The American and Canadian teams have been off to a good start in Ridnaun, Italy, collecting three top-20 finishes in the opening individual-format races at IBU Under-26/Open European Championships.
On Monday, the men kicked things off in the 20 k individual race, a format where each missed shot represents a one-minute time penalty. Tyson Smith of Canada missed only two of his twenty shots and finished 19th, just under four minutes behind Artem Pryma of the Ukraine, who eked out a nine-second win over Evgeny Ustyugov of Russia. It was a bit of a surprise finish: Pryma has started only three World Cups in his career, while Ustyugov won the mass start race at the Vancouver Olympics.
Smith’s teammates Patrick Cote and Joel Pacas finished 34th and 56th with four and five penalties, respectively.
Russell Currier led the U.S. team, finishing 29th with five penalties, 5:20 behind Pryma. Currier had the 14th-fastest ski time of the day, and only a single man who beat him missed as many shots. He was followed by Wynn Roberts and Bill Bowler in 52nd and 58th.
On Tuesday, the women did the men one better: Susan Dunklee of the U.S. and Melanie Schulz of Canada finished 15th and 16th in the 15 k event, just under seven minutes behind winner Juliane Doll of Germany.
“I started conservatively and tried to negative split,” Dunklee told FasterSkier. “There is a really tough climb partway through the 3 km and we saw a lot of the men start out too hard and toast their legs the first time up the hill. The rest of the course is all about working transitions, so I focused on those. A lot of teams were thrown off by the new snow, but our waxing staff did an awesome job.”
Dunklee had trouble in the initial shooting stages, missing three shots in her first stage and two in the second stage. But after that, she gathered herself together and shot clean to finish the race. Her ninth-fastest ski time on the day allowed her to further salvage the situation.
“I had a terrible first shooting stage,” she said. “My first shot went off before I was ready and hit the white, and then I finished the stage with two more misses on either side. Good shooting is crucial in an individual race, and I felt like I’d done a pretty good job of taking myself out of the competition. By the halfway point, I had nothing to lose and no expectations; I just had to finish the race as best I could.”
Schulz shot better, collecting only two penalties over the four shooting stages.
“In the range, I was calm and focused and shooting seemed easy,” she said in an e-mail. “In my first prone bout, the targets were going down so easily that I pulled my last shot, forgetting about follow-through and missing the shot.
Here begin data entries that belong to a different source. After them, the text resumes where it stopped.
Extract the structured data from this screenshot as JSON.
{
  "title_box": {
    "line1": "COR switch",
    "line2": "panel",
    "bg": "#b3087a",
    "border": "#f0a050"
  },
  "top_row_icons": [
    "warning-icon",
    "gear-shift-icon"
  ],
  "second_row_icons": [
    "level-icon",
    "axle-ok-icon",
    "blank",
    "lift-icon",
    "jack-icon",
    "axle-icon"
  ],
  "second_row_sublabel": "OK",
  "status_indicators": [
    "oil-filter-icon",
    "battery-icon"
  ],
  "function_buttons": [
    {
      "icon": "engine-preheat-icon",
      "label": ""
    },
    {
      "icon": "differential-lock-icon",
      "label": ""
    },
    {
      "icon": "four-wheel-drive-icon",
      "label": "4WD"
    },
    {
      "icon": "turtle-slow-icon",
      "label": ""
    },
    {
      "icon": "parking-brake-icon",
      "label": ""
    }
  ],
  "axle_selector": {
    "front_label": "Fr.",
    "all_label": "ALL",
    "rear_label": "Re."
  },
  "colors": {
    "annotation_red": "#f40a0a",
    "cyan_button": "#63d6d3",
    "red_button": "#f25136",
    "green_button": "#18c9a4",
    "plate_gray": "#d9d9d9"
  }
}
Then I did the same with one of standing shots in the next bout. Our wax tech Tom Zidek was out and the course and reminded me to follow-through in shooting, so I took his advice and cleaned my last two bouts. Looking at the competition analysis, I had the third fastest shooting time of the day, which I was pretty excited about as this means my shooting speed has gotten quite a bit faster this year.”
While Dunklee was the only American woman in the race, there were two more Canadians. Rosanna Crawford finished 24th and Claude Godbout 32nd.
The Open European Championships also feature junior races; in the junior women’s 12.5 k individual, Americans Corrine Malcolm and Grace Boutot finished 21st and 22nd with seven and four penalties, respectively. Kelly Kjorlien finished 36th and Canadian Emma Lodge 40th.
In the junior men’s 15 k individual, Ethan Dreissigacker, one of the top U.S. juniors, had a rough start to his week.
“The men’s race and the junior men’s race were both running at the same time, but the men did a 4 k loop and juniors did a 3 k,” Dreissigacker told FasterSkier. “The 4 k had three extra little loops, and I followed a guy in front of me (who was in the men’s race) and did one of the extra loops. It probably added about 40 seconds to my time, but apparently IBU rules say that if you deviate from the course by more than 5m you get disqualifieded… I was skiing really slow, and not having too great a race anyway.”
In his absence, Raleigh Goessling was the only U.S. finisher, skiing to 41st place with six penalties. No Canadians competed.
Full results are available at the IBU Datacenter.